Wednesday, June 2, 2010
Phone Books Returned to Dex!
Post and photos by the Hawthorne Hawkman
About a week and a half ago, I picked up over twenty-five phone books from vacant properties in only part of the Hawthorne neighborhood. I'd been meaning to get rid of those right away and get back out there to fill the trunk up with more, but stuff happens. So I finally got around to dropping these off at Dex early this morning.
The sign at their Maple Grove headquarters is pictured above, as well as the location in the phone book. I liked the poetic irony of using their product for nothing else except the act of determining where to return dozens of unwanted phone books.
On my way to the building, I pondered whether I ought to act like a supremely PO'd bird of prey, or put on my happy face. So I walked into the third floor lobby and...
...decided to play nice. I used the tone of voice and overall demeanor that once convinced not one, not two, but THREE municipal employees to stay past 4:30 on a Friday to help me with some mortgage documents.
I introduced myself and said I lived and worked in the Hawthorne neighborhood in north Minneapolis, and that one Saturday I noticed quite a few phone books that were left at properties that were clearly abandoned. When I said I had somewhere around thirty of those phone books in my trunk and gosh, I'd sure like to return them, THAT got the receptionist's attention.
She went and got one of their marketers to help me unload the phone books from my trunk. This woman was incredibly grateful that I took the time to do this, and pleased that I was being so cordial. I said that at least the first time I spoke with them about this issue, I didn't want to just drive by and throw the phone books at their building. "We've had that happen," she said.

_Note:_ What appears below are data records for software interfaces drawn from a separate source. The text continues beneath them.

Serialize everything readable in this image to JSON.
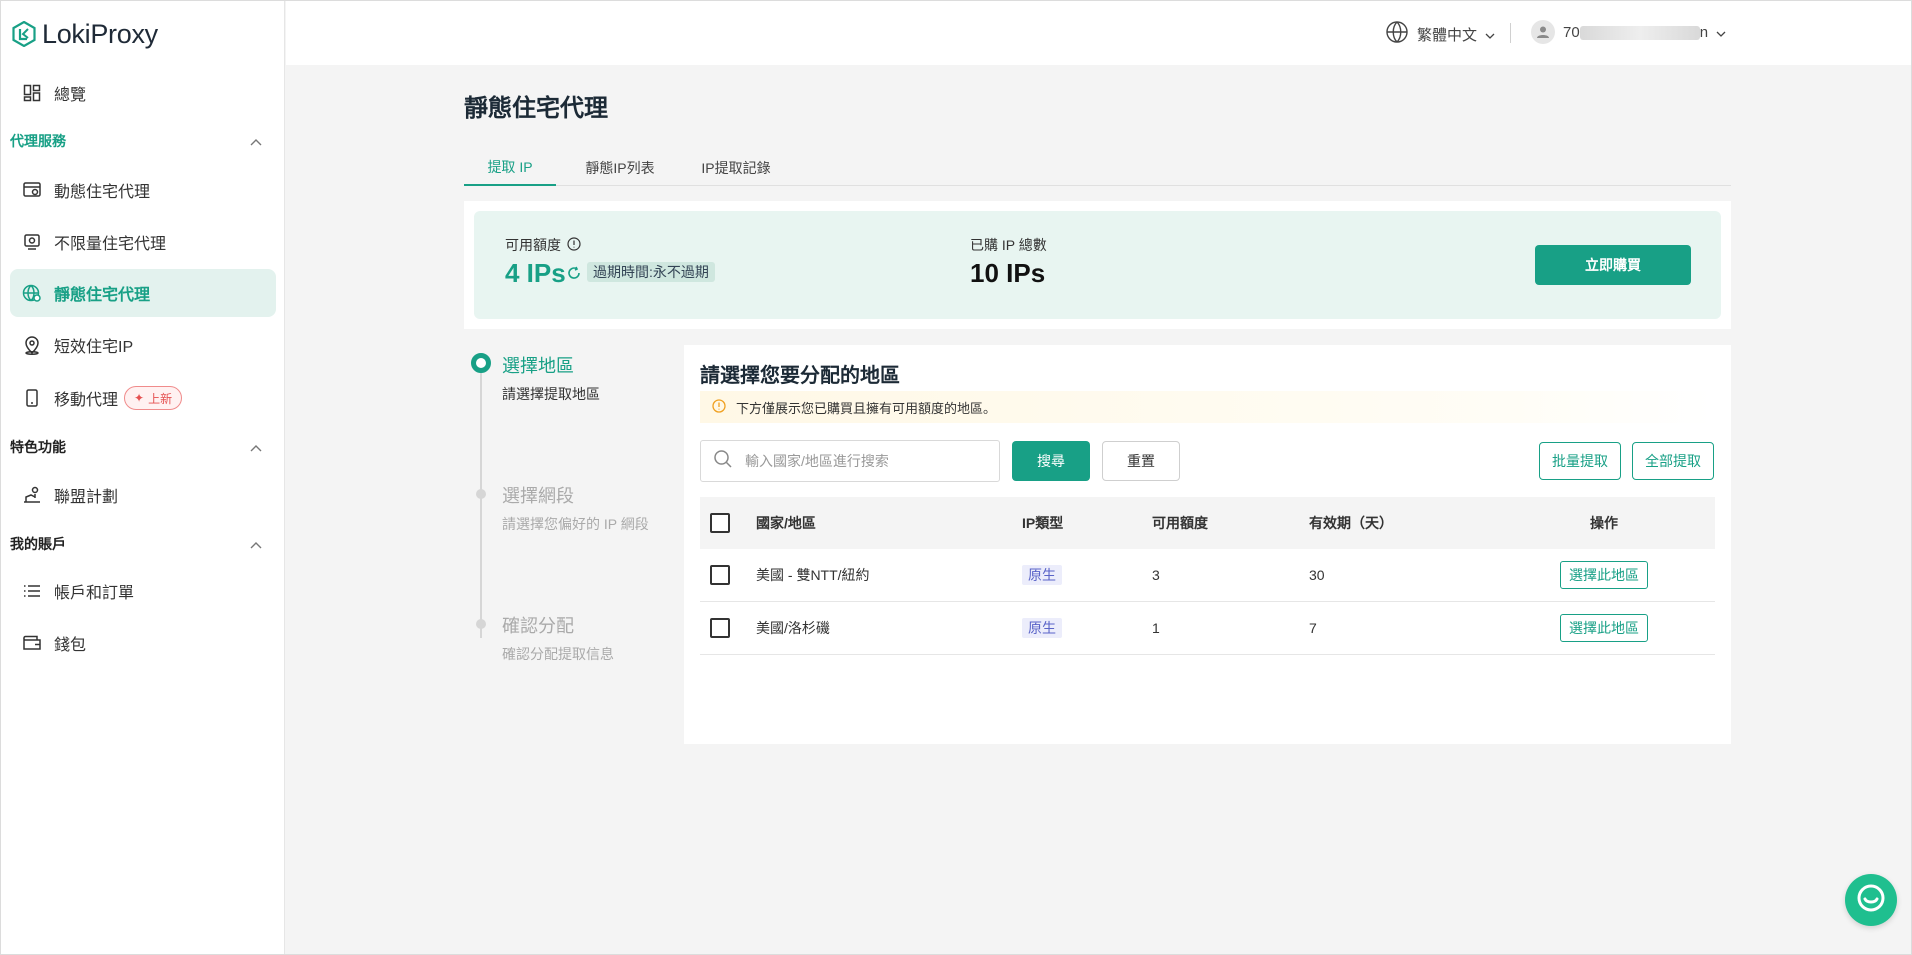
{
  "app": {
    "logo_text": "LokiProxy"
  },
  "header": {
    "language": "繁體中文",
    "user_prefix": "70",
    "user_suffix": "n"
  },
  "sidebar": {
    "overview": "總覽",
    "group_proxy": "代理服務",
    "proxy_items": [
      {
        "label": "動態住宅代理",
        "icon": "dynamic-proxy-icon"
      },
      {
        "label": "不限量住宅代理",
        "icon": "unlimited-proxy-icon"
      },
      {
        "label": "靜態住宅代理",
        "icon": "static-proxy-icon",
        "active": true
      },
      {
        "label": "短效住宅IP",
        "icon": "short-ip-icon"
      },
      {
        "label": "移動代理",
        "icon": "mobile-icon",
        "badge": "上新"
      }
    ],
    "group_features": "特色功能",
    "feature_items": [
      {
        "label": "聯盟計劃",
        "icon": "affiliate-icon"
      }
    ],
    "group_account": "我的賬戶",
    "account_items": [
      {
        "label": "帳戶和訂單",
        "icon": "list-icon"
      },
      {
        "label": "錢包",
        "icon": "wallet-icon"
      }
    ]
  },
  "main": {
    "title": "靜態住宅代理",
    "tabs": [
      "提取 IP",
      "靜態IP列表",
      "IP提取記錄"
    ],
    "quota": {
      "available_label": "可用額度",
      "available_value": "4 IPs",
      "expire_label": "過期時間:",
      "expire_value": "永不過期",
      "purchased_label": "已購 IP 總數",
      "purchased_value": "10 IPs",
      "buy_button": "立即購買"
    },
    "steps": [
      {
        "title": "選擇地區",
        "sub": "請選擇提取地區"
      },
      {
        "title": "選擇網段",
        "sub": "請選擇您偏好的 IP 網段"
      },
      {
        "title": "確認分配",
        "sub": "確認分配提取信息"
      }
    ],
    "region_panel": {
      "title": "請選擇您要分配的地區",
      "notice": "下方僅展示您已購買且擁有可用額度的地區。",
      "search_placeholder": "輸入國家/地區進行搜索",
      "search_button": "搜尋",
      "reset_button": "重置",
      "batch_button": "批量提取",
      "all_button": "全部提取",
      "columns": [
        "國家/地區",
        "IP類型",
        "可用額度",
        "有效期（天）",
        "操作"
      ],
      "rows": [
        {
          "region": "美國 - 雙NTT/紐約",
          "type": "原生",
          "quota": "3",
          "validity": "30",
          "action": "選擇此地區"
        },
        {
          "region": "美國/洛杉磯",
          "type": "原生",
          "quota": "1",
          "validity": "7",
          "action": "選擇此地區"
        }
      ]
    }
  },
  "colors": {
    "accent": "#18a086",
    "accent_light": "#e3f2ee",
    "quota_bg": "#e8f5f1",
    "notice_bg": "#fff8e6",
    "badge": "#e55050"
  }
}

I explained to this woman that we see this a lot, and that Dex phone books have appeared on clearly vacant properties across NoMi over the past two weeks. These aren't just phone books that owners or occupants at the houses have neglected to pick up, these are ones that based on the BOARDS ON WINDOWS AND DOORS should never have been delivered in the first place.
The main areas where I'd seen them were between Plymouth Ave N and Lowry Ave N, which is what I'd told this woman when she said she would have a delivery person go back and pick them up. I graciously pointed out that at least the ones I was returning were still dry and usable, whereas the other phone books were probably pretty wet - not just from the rain, but let's just say that cats don't use phone books for the same things people do.
I was brought into the loading garage, and we unloaded my haul. Once again, I asked her if Dex would send someone out to pick the phone books up from vacant properties, and was told that they'd get their delivery people to look into it. I also suggested that perhaps the delivery people should get paid not just on straight-up units distributed, but by getting credit for a delivery when they mark a house as vacant.
And let's talk about numbers for a minute: In the area where I picked up 25 phone books (roughly half of Hawthorne), there were 35 properties registered as condemned or boarded and vacant. Some of these properties were duplexes and had two or more phone books left there, but still, it comes out to a phone book at over 70% of the vacant properties in NoMi. I've also got a dot map that marks each condemned/boarded property. Counting dots gets tiresome after a while though, so I'm going to estimate this as between 350 and 400, knowing that even the 400 number is probably an undercount.
Still, 70% of 400 comes out to an estimate of 280. But this round of Dex phone books contains three different ones in the same bag. So now we've got over 800 phone books left at vacant properties in NoMi by ONE COMPANY ALONE. How much waste is that?
In fairness, the Dex representative did say they would go back and try to pick them up. After a week or so, if you see a Dex phone book sitting at a vacant property in your neighborhood, call 763-971-7195 and let them know about it.